Breaking the Fall
Recently, I was talking with a friend about why we enjoy fall. There is something about the chill in the air, the sweaters, the brilliant sunsets (slightly different from summer). But there is something else, something that we struggled to put our fingers on.
There is a hint of death in the air.
Beautifully, leaves are cut off from life-giving chlorophyl, they turn all colors, disconnect from the tree keeping them alive, and plunge to the ground to be crunched underfoot.
Somehow, as it grows cold and we approach winter each year, I still manage to find beauty in the death all around me, littering the ground quite literally.
I have learned in my years on earth that fall is not the end. Death comes, but life comes after. Spring never ceases to break through the snow, making the road impassable by sledge. The witch loses her power.
Fall reminds me that transition, illness, difficulty and sorrow, yes, even death, are not final. Also, if I'm paying attention, I can see the glow: the extravagant, glorious picture of a life lived with abandon, smiling in the face of death, knowing that it has no power.

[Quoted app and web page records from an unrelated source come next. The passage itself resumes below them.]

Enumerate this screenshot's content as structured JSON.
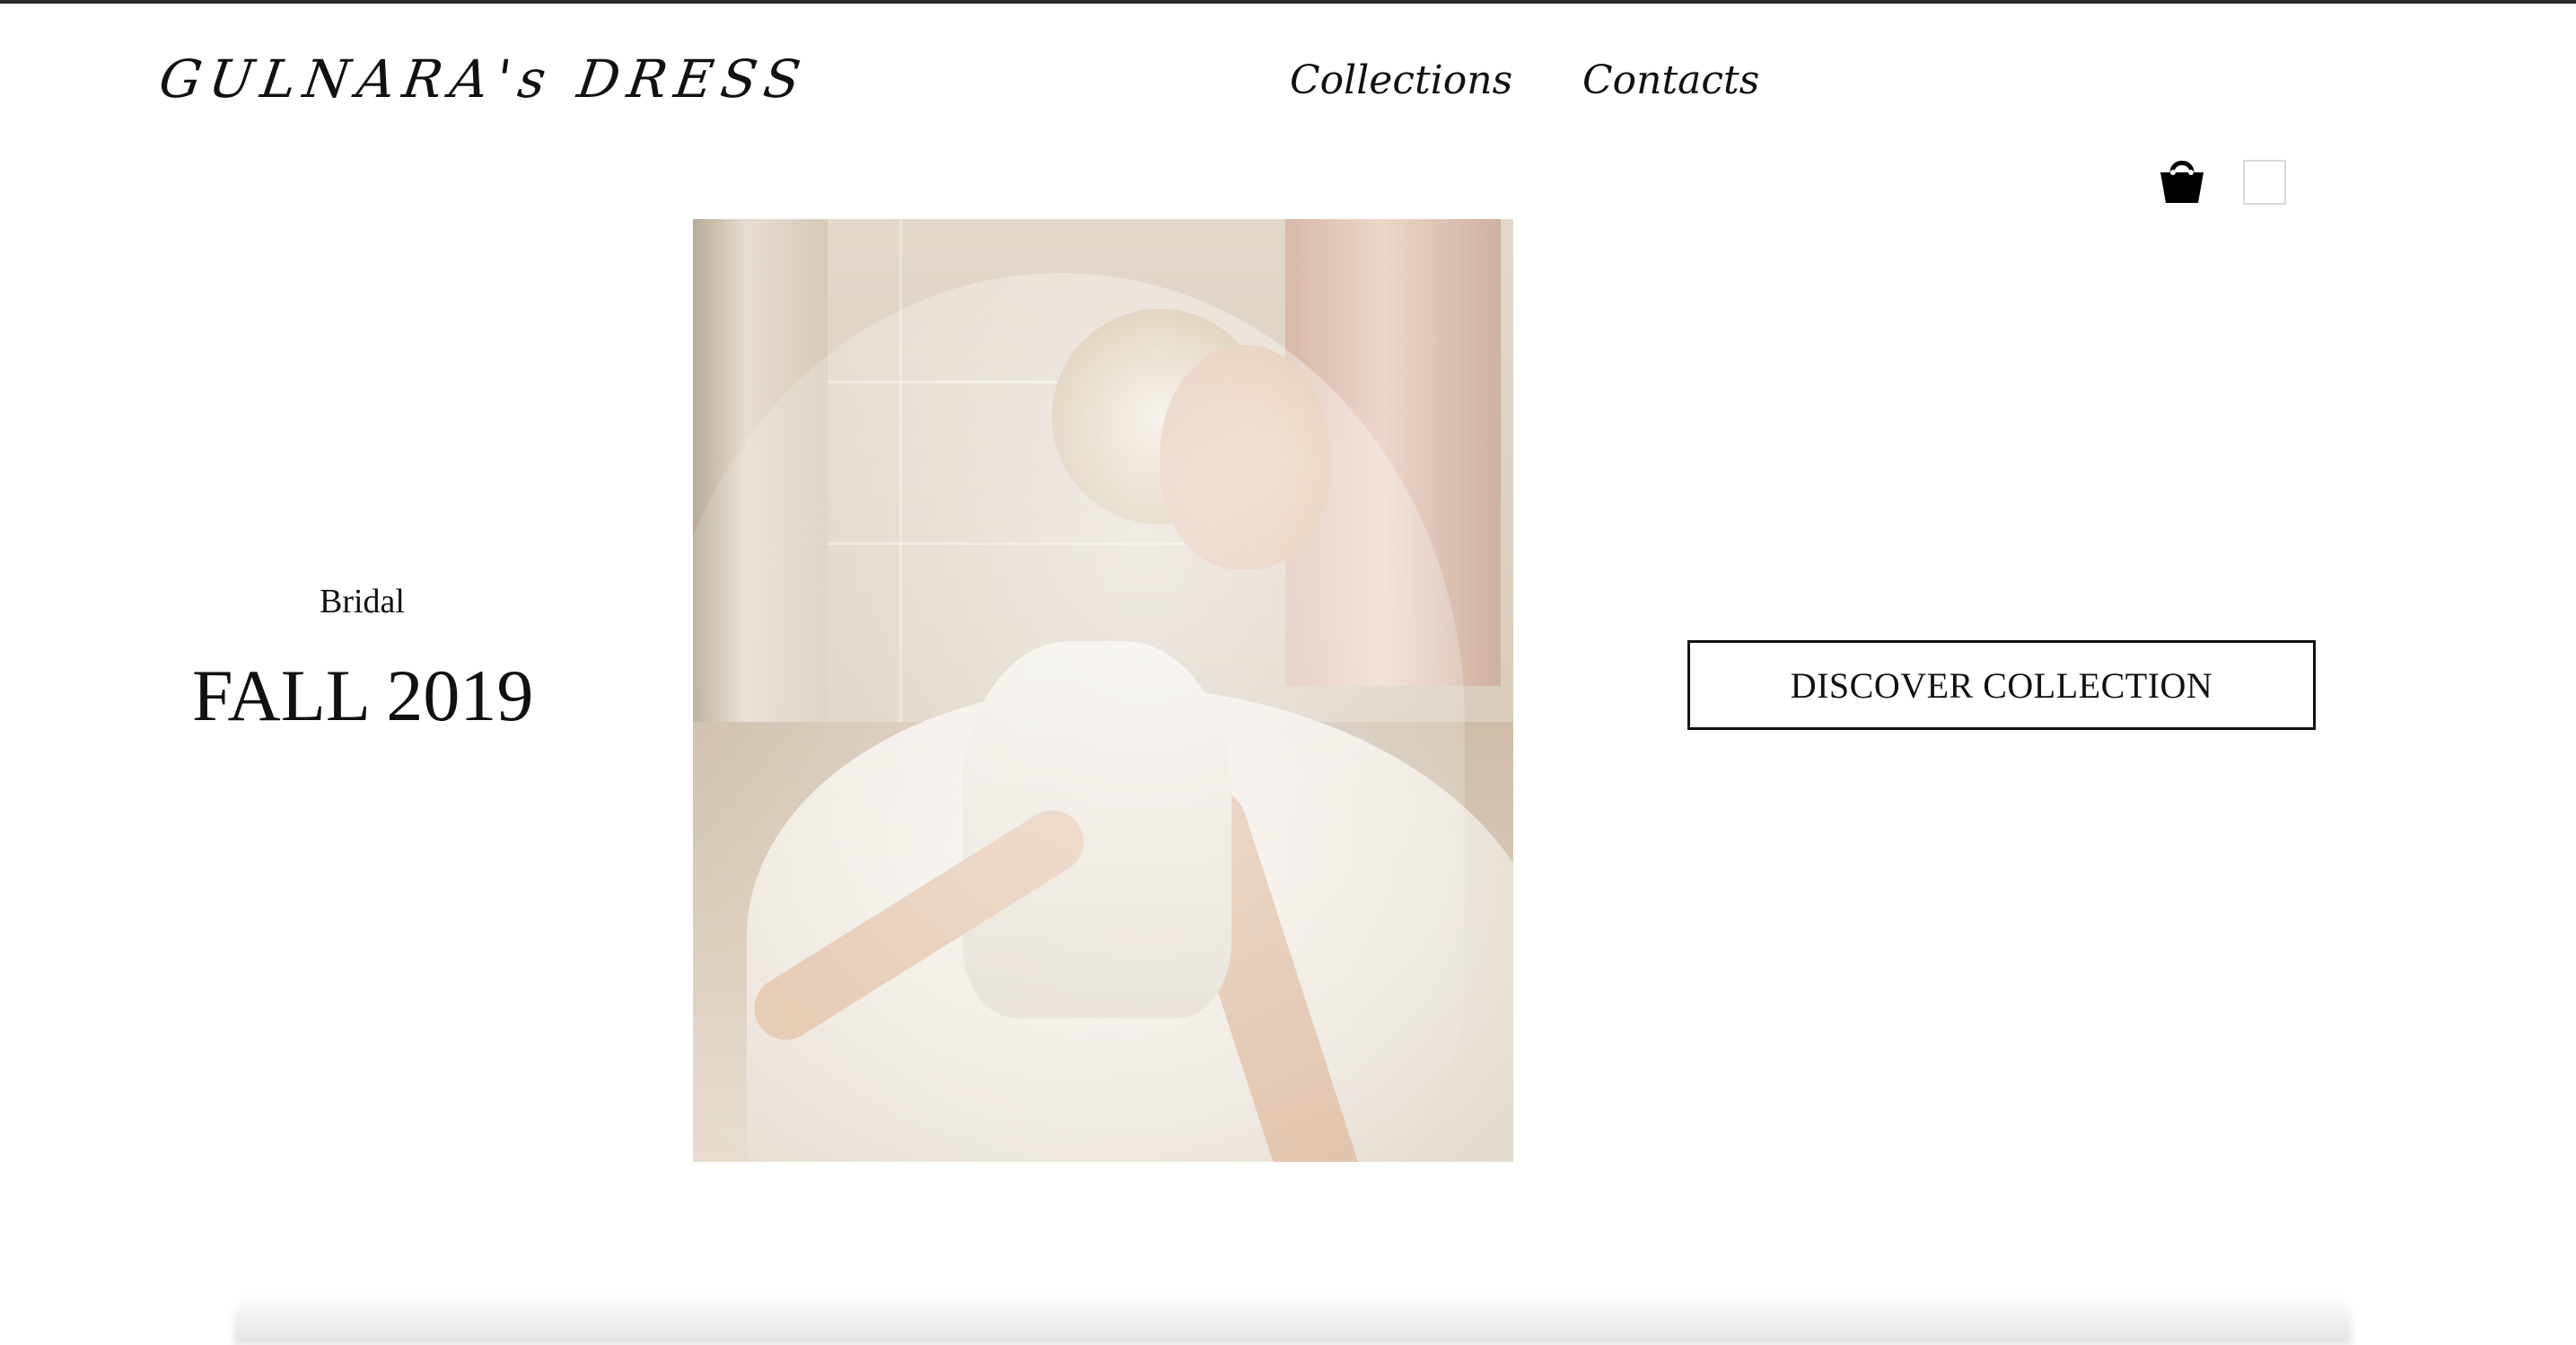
{
  "header": {
    "logo": "GULNARA's DRESS",
    "nav": [
      {
        "label": "Collections"
      },
      {
        "label": "Contacts"
      }
    ],
    "icons": {
      "cart": "shopping-bag-icon",
      "user": "user-login-box"
    }
  },
  "hero": {
    "subtitle": "Bridal",
    "title": "FALL 2019",
    "button_label": "DISCOVER COLLECTION",
    "image": "bride-in-veil-photo"
  }
}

Fall is not itself without spring. Each season is informed by the other, not whole without all of the pieces of the year. I find each season to be almost as much about the other seasons as it is about itself.
So it is with my life.

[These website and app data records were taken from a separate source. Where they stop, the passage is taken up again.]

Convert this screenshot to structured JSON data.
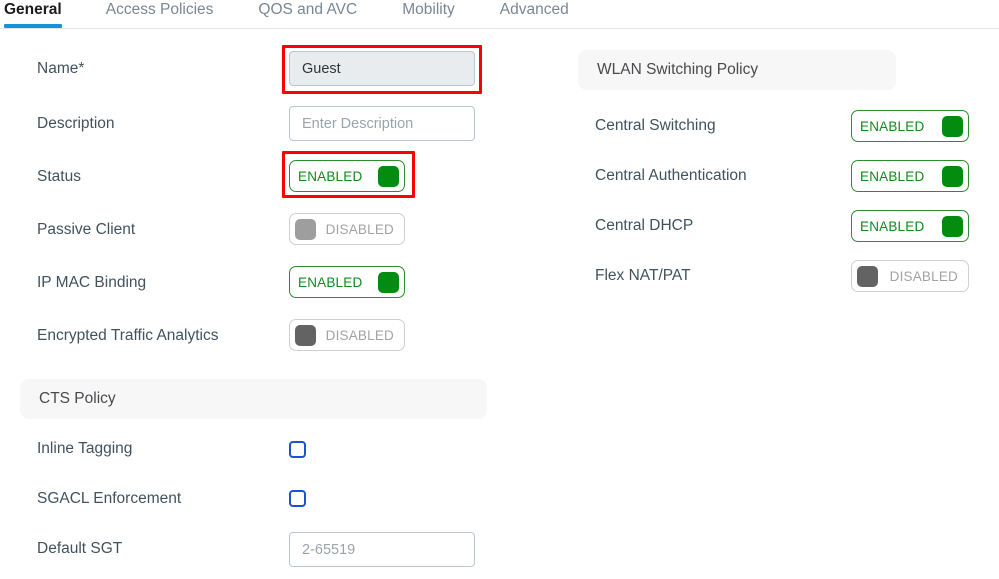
{
  "tabs": [
    {
      "label": "General",
      "active": true
    },
    {
      "label": "Access Policies",
      "active": false
    },
    {
      "label": "QOS and AVC",
      "active": false
    },
    {
      "label": "Mobility",
      "active": false
    },
    {
      "label": "Advanced",
      "active": false
    }
  ],
  "left": {
    "name": {
      "label": "Name*",
      "value": "Guest",
      "highlighted": true
    },
    "description": {
      "label": "Description",
      "value": "",
      "placeholder": "Enter Description"
    },
    "status": {
      "label": "Status",
      "state": "ENABLED",
      "highlighted": true
    },
    "passive_client": {
      "label": "Passive Client",
      "state": "DISABLED"
    },
    "ip_mac_binding": {
      "label": "IP MAC Binding",
      "state": "ENABLED"
    },
    "encrypted_traffic_analytics": {
      "label": "Encrypted Traffic Analytics",
      "state": "DISABLED"
    },
    "cts_policy": {
      "header": "CTS Policy",
      "inline_tagging": {
        "label": "Inline Tagging",
        "checked": false
      },
      "sgacl_enforcement": {
        "label": "SGACL Enforcement",
        "checked": false
      },
      "default_sgt": {
        "label": "Default SGT",
        "value": "",
        "placeholder": "2-65519"
      }
    }
  },
  "right": {
    "header": "WLAN Switching Policy",
    "central_switching": {
      "label": "Central Switching",
      "state": "ENABLED"
    },
    "central_authentication": {
      "label": "Central Authentication",
      "state": "ENABLED"
    },
    "central_dhcp": {
      "label": "Central DHCP",
      "state": "ENABLED"
    },
    "flex_nat_pat": {
      "label": "Flex NAT/PAT",
      "state": "DISABLED"
    }
  },
  "colors": {
    "accent_blue": "#1593d8",
    "enabled_green": "#038c10",
    "disabled_gray": "#9e9e9e",
    "disabled_gray_dark": "#636363",
    "checkbox_blue": "#1a53d0",
    "highlight_red": "#ff0000",
    "label_text": "#41525e",
    "section_bg": "#f7f7f8"
  }
}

In difficult seasons, I hold tightly to the promise of the next one, but also to the truth of the beauty inherent, even in death, freezing, and falling. In seasons filled with life, rejoicing and peace, I store up those things within myself, knowing that I will need them later, when all has gone cold.

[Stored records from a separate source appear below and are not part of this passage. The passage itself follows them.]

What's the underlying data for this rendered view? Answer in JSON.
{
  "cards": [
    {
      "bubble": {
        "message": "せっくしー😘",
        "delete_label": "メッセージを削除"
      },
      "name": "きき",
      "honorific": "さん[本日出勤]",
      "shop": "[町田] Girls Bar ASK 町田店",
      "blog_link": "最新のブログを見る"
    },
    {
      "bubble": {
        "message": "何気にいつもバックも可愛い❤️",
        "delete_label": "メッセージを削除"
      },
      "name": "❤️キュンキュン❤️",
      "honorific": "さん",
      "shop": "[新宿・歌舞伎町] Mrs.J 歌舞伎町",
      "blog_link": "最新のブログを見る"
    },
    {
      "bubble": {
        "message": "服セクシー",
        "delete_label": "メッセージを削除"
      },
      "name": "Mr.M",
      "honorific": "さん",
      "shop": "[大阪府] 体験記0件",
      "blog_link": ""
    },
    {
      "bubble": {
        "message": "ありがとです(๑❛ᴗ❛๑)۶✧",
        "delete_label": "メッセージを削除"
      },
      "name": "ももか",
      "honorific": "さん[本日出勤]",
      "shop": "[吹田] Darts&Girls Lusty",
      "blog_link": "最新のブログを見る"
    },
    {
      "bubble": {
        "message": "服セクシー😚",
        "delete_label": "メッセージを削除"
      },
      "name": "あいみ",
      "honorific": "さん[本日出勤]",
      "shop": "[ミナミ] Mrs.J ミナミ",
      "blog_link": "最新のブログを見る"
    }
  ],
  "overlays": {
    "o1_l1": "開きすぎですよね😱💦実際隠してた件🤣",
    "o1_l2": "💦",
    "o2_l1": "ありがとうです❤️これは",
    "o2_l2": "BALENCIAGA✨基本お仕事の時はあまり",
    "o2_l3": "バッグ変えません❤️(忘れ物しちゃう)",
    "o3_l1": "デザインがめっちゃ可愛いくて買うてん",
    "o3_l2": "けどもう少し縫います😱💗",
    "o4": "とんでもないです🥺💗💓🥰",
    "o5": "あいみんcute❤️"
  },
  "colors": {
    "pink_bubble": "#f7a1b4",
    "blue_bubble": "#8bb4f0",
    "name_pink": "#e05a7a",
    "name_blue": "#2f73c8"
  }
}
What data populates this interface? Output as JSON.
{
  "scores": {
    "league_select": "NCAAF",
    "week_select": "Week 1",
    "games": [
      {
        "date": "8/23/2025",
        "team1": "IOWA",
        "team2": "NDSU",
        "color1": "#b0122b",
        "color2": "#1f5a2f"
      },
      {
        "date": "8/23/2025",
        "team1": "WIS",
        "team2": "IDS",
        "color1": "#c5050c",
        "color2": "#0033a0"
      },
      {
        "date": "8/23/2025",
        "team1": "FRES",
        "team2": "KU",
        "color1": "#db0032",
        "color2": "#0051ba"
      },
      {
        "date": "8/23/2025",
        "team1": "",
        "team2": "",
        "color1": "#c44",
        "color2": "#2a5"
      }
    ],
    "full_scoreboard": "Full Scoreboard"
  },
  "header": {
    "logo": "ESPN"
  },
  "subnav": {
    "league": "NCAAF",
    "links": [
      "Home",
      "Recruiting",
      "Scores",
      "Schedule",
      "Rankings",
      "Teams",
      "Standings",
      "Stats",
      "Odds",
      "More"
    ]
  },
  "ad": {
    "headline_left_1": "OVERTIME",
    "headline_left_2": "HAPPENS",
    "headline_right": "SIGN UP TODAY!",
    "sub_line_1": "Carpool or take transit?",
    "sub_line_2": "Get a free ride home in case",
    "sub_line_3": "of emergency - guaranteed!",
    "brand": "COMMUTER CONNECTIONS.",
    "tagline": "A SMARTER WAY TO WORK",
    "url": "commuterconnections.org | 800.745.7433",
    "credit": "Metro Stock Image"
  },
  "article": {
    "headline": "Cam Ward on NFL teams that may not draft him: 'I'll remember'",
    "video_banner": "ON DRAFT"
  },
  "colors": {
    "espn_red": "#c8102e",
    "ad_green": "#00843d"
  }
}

It is precisely this paradox which keeps me going: there is beauty in the brokenness; the leaves fall and die and decompose, the Lord brings new life into the trees once again, in due time.